All we have left is "sociological jurisprudence" which was (is) an attempt to get away as far as possible from the Framers' original intent of the Constitution, and to adopt the doctrine of "the Living Constitution" shaped by socioeconomic causal factors.
It was one of the bogus concepts to come out of the so-called Progressive Era a hundred years ago and has eroded our legal system in ways beyond belief.
Another way to look at it, it's the old Marxist concept of "the sociology of knowledge" applied to law and public policy.
Marxism as a rationale for state aggrandizement and empire (as in the former Soviet Union) may be dead but as an ideological prop it is very much alive in such widely-accepted notions as multiculturalism, "cultural imperialism," sociological jurisprudence, and environmentalism.
Here is an article by a prominent "Progressive Democrat" who precisely articulates in his defense of Obama's nomination of Sonia Sotomayor all the things I mention above.
He sees the "conservative" attack on Sotomayor as an attack on Obama, upon the social concept of "empathy" at the heart of progressivism, upon the notion of "sociological jurisprudence" as the basis of progressive legal theory (although he doesn't employ the specific term) as opposed to "strict construction" or the original intent of the Framers in formulating the Constitution.
This author uses all the pejorative Bogey man names (Dick Cheney, G. Gordon Liddy, Newt Gingrich, etc.) to stir up progressives to see this battle as a Manichean struggle between the angelic forces of light and the satanic forces of darkness (in a sanitized, secular humanist sense, of course).
But he can't let outdated "God language" tarnish his post-Enlightenment, modernist or progressive exposition. Only reactionaries resort to such antiquated terminology.
There is much more to this fight than whether Sonia Sotomayor is confirmed.
Her nomination is a key battle in the on-going Culture War which lies at the heart of what America is all about.
June 3, 2009

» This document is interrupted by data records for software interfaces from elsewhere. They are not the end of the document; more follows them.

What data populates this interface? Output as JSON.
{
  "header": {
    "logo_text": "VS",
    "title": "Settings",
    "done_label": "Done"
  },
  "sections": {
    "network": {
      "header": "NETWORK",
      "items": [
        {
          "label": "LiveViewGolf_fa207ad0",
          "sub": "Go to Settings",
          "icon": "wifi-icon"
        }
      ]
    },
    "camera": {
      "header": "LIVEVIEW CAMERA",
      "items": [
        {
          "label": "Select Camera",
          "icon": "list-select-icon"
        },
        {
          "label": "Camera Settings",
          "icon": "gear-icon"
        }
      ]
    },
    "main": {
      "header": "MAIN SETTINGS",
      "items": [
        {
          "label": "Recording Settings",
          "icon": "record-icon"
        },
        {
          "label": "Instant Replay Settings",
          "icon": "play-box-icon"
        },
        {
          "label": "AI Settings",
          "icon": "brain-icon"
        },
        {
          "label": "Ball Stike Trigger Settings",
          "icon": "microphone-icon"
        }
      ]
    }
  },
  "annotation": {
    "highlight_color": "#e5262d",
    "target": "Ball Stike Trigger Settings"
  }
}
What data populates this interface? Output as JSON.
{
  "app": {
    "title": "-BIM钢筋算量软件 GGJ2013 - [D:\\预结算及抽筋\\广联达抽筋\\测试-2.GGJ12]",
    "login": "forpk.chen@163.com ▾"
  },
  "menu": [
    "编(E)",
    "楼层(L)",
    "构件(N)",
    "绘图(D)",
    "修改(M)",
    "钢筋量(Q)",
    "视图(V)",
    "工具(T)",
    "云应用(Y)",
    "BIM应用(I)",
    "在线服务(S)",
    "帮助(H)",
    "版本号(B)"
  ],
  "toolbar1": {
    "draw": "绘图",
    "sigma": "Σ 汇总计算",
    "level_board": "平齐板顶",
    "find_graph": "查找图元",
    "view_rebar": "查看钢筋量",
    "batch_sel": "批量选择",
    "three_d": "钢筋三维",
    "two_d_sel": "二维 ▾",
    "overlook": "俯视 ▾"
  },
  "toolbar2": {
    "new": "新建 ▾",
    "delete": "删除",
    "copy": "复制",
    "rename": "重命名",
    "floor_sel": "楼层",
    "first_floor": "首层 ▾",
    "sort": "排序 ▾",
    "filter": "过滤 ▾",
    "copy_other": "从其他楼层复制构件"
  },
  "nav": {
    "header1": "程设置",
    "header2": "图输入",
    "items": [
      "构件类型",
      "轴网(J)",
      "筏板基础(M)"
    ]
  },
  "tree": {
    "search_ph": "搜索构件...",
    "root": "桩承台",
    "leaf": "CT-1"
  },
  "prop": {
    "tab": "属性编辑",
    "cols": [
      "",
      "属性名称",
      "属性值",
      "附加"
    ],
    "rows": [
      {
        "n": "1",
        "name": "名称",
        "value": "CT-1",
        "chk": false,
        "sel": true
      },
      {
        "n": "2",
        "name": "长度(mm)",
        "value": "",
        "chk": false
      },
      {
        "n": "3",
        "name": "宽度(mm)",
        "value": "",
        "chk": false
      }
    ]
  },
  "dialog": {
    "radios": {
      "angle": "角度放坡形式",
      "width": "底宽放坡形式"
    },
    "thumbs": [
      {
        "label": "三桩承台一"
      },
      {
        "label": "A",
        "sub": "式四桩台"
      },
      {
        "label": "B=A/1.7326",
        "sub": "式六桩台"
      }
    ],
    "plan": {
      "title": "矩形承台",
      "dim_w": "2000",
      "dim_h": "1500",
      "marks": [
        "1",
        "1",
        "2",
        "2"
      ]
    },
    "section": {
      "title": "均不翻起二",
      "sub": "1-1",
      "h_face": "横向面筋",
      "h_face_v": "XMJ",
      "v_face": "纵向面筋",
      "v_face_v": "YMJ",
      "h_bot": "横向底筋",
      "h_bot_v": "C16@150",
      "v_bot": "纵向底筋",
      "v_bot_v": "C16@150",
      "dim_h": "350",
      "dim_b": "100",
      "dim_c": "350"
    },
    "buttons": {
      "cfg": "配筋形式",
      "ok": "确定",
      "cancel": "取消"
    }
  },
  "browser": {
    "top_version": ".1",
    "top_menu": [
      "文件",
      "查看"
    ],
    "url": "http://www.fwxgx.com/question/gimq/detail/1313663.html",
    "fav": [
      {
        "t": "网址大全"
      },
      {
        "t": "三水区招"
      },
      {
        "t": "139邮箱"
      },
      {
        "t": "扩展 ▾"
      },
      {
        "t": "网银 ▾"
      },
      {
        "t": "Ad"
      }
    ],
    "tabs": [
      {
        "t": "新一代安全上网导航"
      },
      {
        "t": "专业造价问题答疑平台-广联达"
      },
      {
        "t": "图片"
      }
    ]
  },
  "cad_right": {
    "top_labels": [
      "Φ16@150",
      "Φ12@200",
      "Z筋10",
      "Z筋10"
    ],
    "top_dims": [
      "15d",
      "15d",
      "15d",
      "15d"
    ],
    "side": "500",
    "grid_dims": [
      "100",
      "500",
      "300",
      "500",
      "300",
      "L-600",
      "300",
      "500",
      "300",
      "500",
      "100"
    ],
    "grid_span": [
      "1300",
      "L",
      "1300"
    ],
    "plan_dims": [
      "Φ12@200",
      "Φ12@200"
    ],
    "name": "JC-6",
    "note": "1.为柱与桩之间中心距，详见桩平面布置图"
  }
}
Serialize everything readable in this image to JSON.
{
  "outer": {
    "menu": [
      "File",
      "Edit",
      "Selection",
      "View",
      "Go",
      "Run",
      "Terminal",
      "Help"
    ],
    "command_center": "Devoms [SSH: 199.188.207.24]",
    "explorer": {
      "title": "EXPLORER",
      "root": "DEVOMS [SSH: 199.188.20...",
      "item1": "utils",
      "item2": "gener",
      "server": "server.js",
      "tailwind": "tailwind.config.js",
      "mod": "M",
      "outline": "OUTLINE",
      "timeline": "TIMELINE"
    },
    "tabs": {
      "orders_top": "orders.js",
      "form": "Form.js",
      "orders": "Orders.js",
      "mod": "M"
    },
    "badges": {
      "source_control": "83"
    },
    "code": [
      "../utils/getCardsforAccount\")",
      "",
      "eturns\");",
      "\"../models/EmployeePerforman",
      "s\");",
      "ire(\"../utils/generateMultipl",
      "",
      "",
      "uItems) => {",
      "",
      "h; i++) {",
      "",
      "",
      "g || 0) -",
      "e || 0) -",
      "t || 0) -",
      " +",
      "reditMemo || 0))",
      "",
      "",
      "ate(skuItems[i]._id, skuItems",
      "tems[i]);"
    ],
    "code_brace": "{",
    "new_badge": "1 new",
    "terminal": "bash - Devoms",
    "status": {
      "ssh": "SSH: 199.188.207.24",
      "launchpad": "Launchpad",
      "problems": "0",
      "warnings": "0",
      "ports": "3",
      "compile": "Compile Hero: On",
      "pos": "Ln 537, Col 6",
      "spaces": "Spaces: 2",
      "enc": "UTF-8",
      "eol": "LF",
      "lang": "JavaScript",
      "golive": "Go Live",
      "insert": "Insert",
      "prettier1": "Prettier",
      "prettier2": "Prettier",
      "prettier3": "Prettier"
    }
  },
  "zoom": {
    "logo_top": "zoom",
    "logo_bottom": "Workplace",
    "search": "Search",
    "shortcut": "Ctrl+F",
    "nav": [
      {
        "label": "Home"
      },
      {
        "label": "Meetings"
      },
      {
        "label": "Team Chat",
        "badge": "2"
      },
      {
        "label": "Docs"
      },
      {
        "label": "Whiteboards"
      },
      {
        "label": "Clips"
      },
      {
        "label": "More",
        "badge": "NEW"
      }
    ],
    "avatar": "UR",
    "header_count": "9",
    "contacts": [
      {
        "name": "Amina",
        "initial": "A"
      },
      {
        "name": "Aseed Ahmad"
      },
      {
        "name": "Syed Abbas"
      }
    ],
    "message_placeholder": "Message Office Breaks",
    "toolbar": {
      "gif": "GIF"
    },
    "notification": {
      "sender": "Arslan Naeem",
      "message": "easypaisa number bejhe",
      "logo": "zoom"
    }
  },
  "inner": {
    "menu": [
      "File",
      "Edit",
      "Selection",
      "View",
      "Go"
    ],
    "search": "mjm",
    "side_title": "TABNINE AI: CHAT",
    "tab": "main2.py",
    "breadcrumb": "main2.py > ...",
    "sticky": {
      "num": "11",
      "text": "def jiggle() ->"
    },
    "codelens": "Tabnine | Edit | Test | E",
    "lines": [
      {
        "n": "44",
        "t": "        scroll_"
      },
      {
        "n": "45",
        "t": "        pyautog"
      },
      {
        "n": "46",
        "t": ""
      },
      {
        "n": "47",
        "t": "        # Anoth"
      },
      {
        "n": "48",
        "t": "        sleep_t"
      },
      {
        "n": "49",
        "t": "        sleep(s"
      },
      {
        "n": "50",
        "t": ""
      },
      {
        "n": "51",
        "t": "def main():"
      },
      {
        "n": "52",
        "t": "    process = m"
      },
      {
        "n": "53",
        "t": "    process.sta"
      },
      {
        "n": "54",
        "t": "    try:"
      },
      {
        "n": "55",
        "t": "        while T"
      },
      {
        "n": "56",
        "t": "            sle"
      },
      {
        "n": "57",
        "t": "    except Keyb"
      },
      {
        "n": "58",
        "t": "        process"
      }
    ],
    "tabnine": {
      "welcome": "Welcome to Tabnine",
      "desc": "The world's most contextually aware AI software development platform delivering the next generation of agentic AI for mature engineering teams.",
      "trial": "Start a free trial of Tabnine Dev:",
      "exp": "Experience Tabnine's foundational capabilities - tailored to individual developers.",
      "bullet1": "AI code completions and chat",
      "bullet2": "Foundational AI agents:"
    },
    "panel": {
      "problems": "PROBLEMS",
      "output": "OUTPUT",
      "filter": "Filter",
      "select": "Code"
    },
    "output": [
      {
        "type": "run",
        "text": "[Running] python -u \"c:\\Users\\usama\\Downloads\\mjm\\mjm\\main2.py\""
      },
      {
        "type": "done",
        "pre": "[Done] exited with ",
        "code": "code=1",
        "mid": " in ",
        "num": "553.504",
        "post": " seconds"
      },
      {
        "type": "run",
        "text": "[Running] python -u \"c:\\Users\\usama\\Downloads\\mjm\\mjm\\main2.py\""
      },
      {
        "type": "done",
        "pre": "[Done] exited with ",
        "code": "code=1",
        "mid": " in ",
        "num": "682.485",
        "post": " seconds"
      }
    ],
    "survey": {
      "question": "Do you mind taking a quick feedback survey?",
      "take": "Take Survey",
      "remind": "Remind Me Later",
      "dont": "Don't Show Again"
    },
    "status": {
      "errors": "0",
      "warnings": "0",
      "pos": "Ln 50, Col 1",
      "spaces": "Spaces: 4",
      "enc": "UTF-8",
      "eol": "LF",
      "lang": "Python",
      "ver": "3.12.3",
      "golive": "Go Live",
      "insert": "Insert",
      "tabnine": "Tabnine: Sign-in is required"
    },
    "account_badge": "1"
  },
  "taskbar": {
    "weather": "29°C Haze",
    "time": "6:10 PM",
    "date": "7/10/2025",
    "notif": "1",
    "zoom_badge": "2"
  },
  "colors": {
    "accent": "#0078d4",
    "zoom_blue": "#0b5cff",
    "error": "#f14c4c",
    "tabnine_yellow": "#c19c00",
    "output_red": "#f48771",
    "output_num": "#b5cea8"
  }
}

Charles A. Burris [send him mail] is a history instructor in an American high school.
Copyright © 2009 by LewRockwell.com. Permission to reprint in whole or in part is gladly granted, provided full credit is given.